At the start, I presented the classic distinction between skill (a technical good) and virtue (moral good). We can better understand morality by introducing the distinction between moral good and praise. When someone accidentally does good, we do not consider them to be moral but we can praise them. The same is true when someone commits an accident; they are not evil creatures because they didn’t intentional do wrong but they are still blameworthy. A good dentist is one that intentionally does good.
Kant explains that one does a moral action not because one merely wants to but one recognizes it as a duty (unqualified or unconditioned maxim). One formulates her will in the form of the the moral law (i.e., universalize your maxim as a universal moral law of nature) and so acts autonomously since her will is in the form of law (autonomy means “self” “law”). Noting qualifies (is worth greater than) a categorical imperative, so an autonomous will always does best.
A law, for Kant, is a necessary rule (not some possible way a thing works, but a way it must work). A rational will is how humans direct action autonomously when an action is universalized in the form of a moral law. Since it is universal, it is certainly applicable to all human wills and recognizable by all rational agents. Since it is necessary (being in the from of law), we are all obligated by it and all rational agents must respect it.
You may feel like something is moral and other people may agree with you. However, if you merely do the action because you are told to do so or emotionally motivated and do not recognize a rule’s universality or necessity, you are not deserving of moral responsibility or praise. Only acting autonomously (a rational will that recognizes a command as a universal moral law – necessary rule) can you be regarded as a good person absolutely and your actions correspondingly.
One must be moral because it is obligatory (it applies to everyone and it must be followed since it contains universality and necessity – conception of law). Kant illustrates how using the categorical imperative results in moral truths. Categorical imperatives have intrinsic, unqualified/unconditioned (infinite) value, so is the best thing to do for rational agents and must be respected by all rational agents. Being moral is always best and always in your best interest.

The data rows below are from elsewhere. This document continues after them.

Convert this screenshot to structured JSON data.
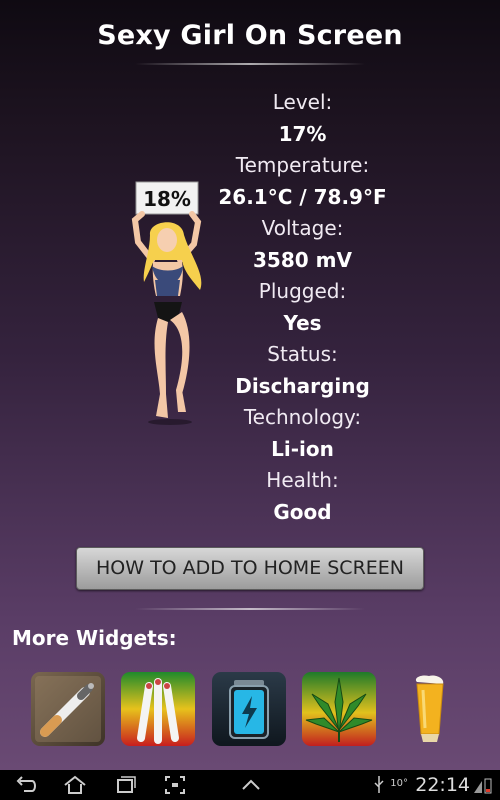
{
  "header": {
    "title": "Sexy Girl On Screen"
  },
  "figure": {
    "sign_text": "18%"
  },
  "battery": [
    {
      "label": "Level:",
      "value": "17%"
    },
    {
      "label": "Temperature:",
      "value": "26.1°C / 78.9°F"
    },
    {
      "label": "Voltage:",
      "value": "3580 mV"
    },
    {
      "label": "Plugged:",
      "value": "Yes"
    },
    {
      "label": "Status:",
      "value": "Discharging"
    },
    {
      "label": "Technology:",
      "value": "Li-ion"
    },
    {
      "label": "Health:",
      "value": "Good"
    }
  ],
  "howto_button": {
    "label": "HOW TO ADD TO HOME SCREEN"
  },
  "more_widgets": {
    "heading": "More Widgets:"
  },
  "apps": [
    {
      "icon": "cigarette-icon"
    },
    {
      "icon": "joints-icon"
    },
    {
      "icon": "battery-icon"
    },
    {
      "icon": "cannabis-leaf-icon"
    },
    {
      "icon": "beer-glass-icon"
    }
  ],
  "status_bar": {
    "time": "22:14",
    "temperature": "10°"
  },
  "colors": {
    "accent_green": "#2a8a2a",
    "battery_blue": "#27b7e6"
  }
}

For any action to be worth taken, one must act from a conception of the moral law under the will. For one’s will to be respected, the will of others must be respected universally and a will that universally respects must itself be respected. This reciprocative and regulative principle of the psyche might be an enlightening advancement in Plato’s eternal search for the form of justice. For dentistry, the foundation of a patient-doctor relationship is respect, not for just anything, but for a rational decisional making process.
Intro to Dental Ethics. Aristotle and Mill presents happiness as the purpose of human life. Kant does not disagree but adds to this ethical concept with the categorical imperative.
Grounding of the Metaphysics of Morals by Immanuel Kant
The Highest Good: Respect for Humanity. Read why respect for humanity is the most valuable thing in the world.